Our paper was accepted last week in a journal of the American Chemical Society; ACS Sustainable Chemistry.

This work focuses on the decontamination of organic pollutants in water using bio-inspired materials derived from nucleic acids. A communication should be made at the level of CBRS (INC) and UB in the near future.

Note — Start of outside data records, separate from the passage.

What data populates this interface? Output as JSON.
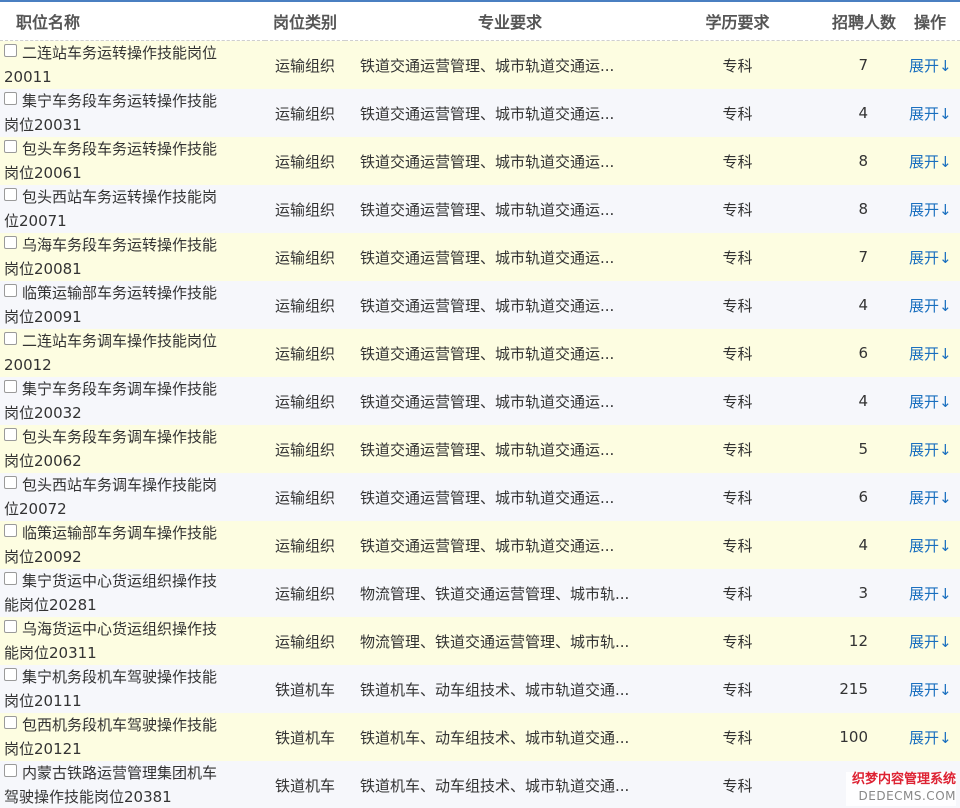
{
  "headers": {
    "name": "职位名称",
    "type": "岗位类别",
    "major": "专业要求",
    "edu": "学历要求",
    "num": "招聘人数",
    "op": "操作"
  },
  "rows": [
    {
      "name": [
        "二连站车务运转操作技能岗位",
        "20011"
      ],
      "type": "运输组织",
      "major": "铁道交通运营管理、城市轨道交通运...",
      "edu": "专科",
      "num": "7",
      "op": "展开↓"
    },
    {
      "name": [
        "集宁车务段车务运转操作技能",
        "岗位20031"
      ],
      "type": "运输组织",
      "major": "铁道交通运营管理、城市轨道交通运...",
      "edu": "专科",
      "num": "4",
      "op": "展开↓"
    },
    {
      "name": [
        "包头车务段车务运转操作技能",
        "岗位20061"
      ],
      "type": "运输组织",
      "major": "铁道交通运营管理、城市轨道交通运...",
      "edu": "专科",
      "num": "8",
      "op": "展开↓"
    },
    {
      "name": [
        "包头西站车务运转操作技能岗",
        "位20071"
      ],
      "type": "运输组织",
      "major": "铁道交通运营管理、城市轨道交通运...",
      "edu": "专科",
      "num": "8",
      "op": "展开↓"
    },
    {
      "name": [
        "乌海车务段车务运转操作技能",
        "岗位20081"
      ],
      "type": "运输组织",
      "major": "铁道交通运营管理、城市轨道交通运...",
      "edu": "专科",
      "num": "7",
      "op": "展开↓"
    },
    {
      "name": [
        "临策运输部车务运转操作技能",
        "岗位20091"
      ],
      "type": "运输组织",
      "major": "铁道交通运营管理、城市轨道交通运...",
      "edu": "专科",
      "num": "4",
      "op": "展开↓"
    },
    {
      "name": [
        "二连站车务调车操作技能岗位",
        "20012"
      ],
      "type": "运输组织",
      "major": "铁道交通运营管理、城市轨道交通运...",
      "edu": "专科",
      "num": "6",
      "op": "展开↓"
    },
    {
      "name": [
        "集宁车务段车务调车操作技能",
        "岗位20032"
      ],
      "type": "运输组织",
      "major": "铁道交通运营管理、城市轨道交通运...",
      "edu": "专科",
      "num": "4",
      "op": "展开↓"
    },
    {
      "name": [
        "包头车务段车务调车操作技能",
        "岗位20062"
      ],
      "type": "运输组织",
      "major": "铁道交通运营管理、城市轨道交通运...",
      "edu": "专科",
      "num": "5",
      "op": "展开↓"
    },
    {
      "name": [
        "包头西站车务调车操作技能岗",
        "位20072"
      ],
      "type": "运输组织",
      "major": "铁道交通运营管理、城市轨道交通运...",
      "edu": "专科",
      "num": "6",
      "op": "展开↓"
    },
    {
      "name": [
        "临策运输部车务调车操作技能",
        "岗位20092"
      ],
      "type": "运输组织",
      "major": "铁道交通运营管理、城市轨道交通运...",
      "edu": "专科",
      "num": "4",
      "op": "展开↓"
    },
    {
      "name": [
        "集宁货运中心货运组织操作技",
        "能岗位20281"
      ],
      "type": "运输组织",
      "major": "物流管理、铁道交通运营管理、城市轨...",
      "edu": "专科",
      "num": "3",
      "op": "展开↓"
    },
    {
      "name": [
        "乌海货运中心货运组织操作技",
        "能岗位20311"
      ],
      "type": "运输组织",
      "major": "物流管理、铁道交通运营管理、城市轨...",
      "edu": "专科",
      "num": "12",
      "op": "展开↓"
    },
    {
      "name": [
        "集宁机务段机车驾驶操作技能",
        "岗位20111"
      ],
      "type": "铁道机车",
      "major": "铁道机车、动车组技术、城市轨道交通...",
      "edu": "专科",
      "num": "215",
      "op": "展开↓"
    },
    {
      "name": [
        "包西机务段机车驾驶操作技能",
        "岗位20121"
      ],
      "type": "铁道机车",
      "major": "铁道机车、动车组技术、城市轨道交通...",
      "edu": "专科",
      "num": "100",
      "op": "展开↓"
    },
    {
      "name": [
        "内蒙古铁路运营管理集团机车",
        "驾驶操作技能岗位20381"
      ],
      "type": "铁道机车",
      "major": "铁道机车、动车组技术、城市轨道交通...",
      "edu": "专科",
      "num": "",
      "op": ""
    }
  ],
  "watermark": {
    "line1": "织梦内容管理系统",
    "line2": "DEDECMS.COM"
  }
}
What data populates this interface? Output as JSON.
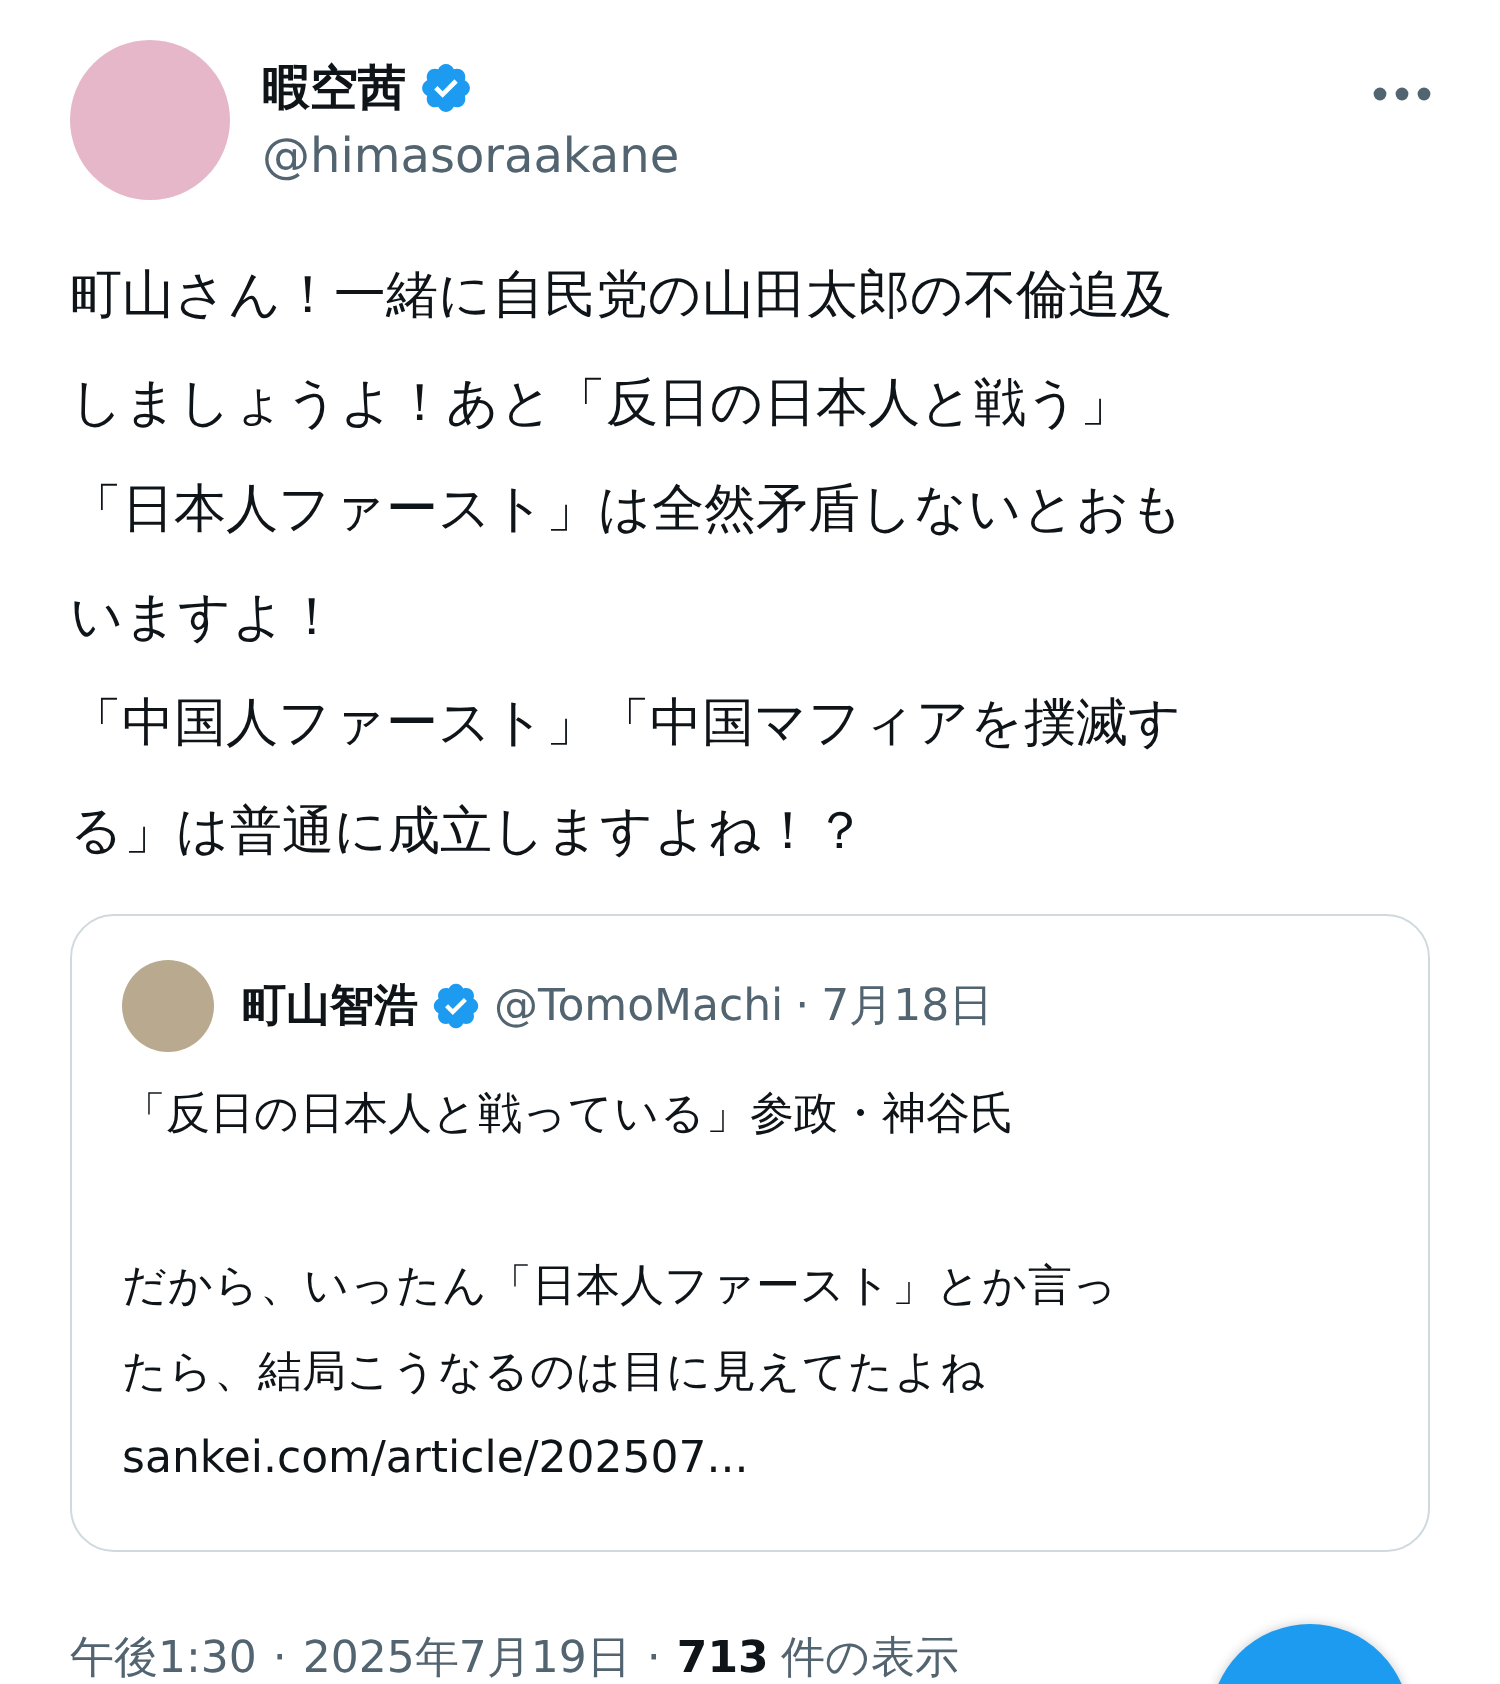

Water is essential for human health and economic development due to its use in many areas such as food, sanitation, agriculture or energy etc. The presence of organic pollutants in water such as residues from pharmaceutical molecules, cosmetics, pesticides, endocrine disruptors represent a major problem for humans and their environment. Today, despite the various processes currently used for wastewater treatment, the presence of these residual organic contaminants, even at low doses, remains a major concern for populations. The impact of these contaminants on humans and the environment is not yet fully understood, and water pollution is the subject of growing interest by health authorities around the world. New decontamination strategies are necessary to addres this major issue. In the contribution published in the journal of the American Chemical Society (ACS, Sustainable Chemistry & Engineering) an alternative to conventional decontamination systems is proposed. The work carried out by the ChemBioPharm team (ARNA UMR5320-INSERM U1212 laboratory) has demonstrated that bio-inspired materials derived from nucleic acids (nucleolipids, NL) can intimately and effectively trap residues of pharmaceuticals and / or pesticides in their aggregates. Noteworthy, these polymer-free biomaterials can also quantitatively decontaminate cocktails of organic pollutants including mixtures of pesticides and / or drugs. These promising results open up new perspectives in wastewater treatment.

nucleic acid ARNA nucleolipid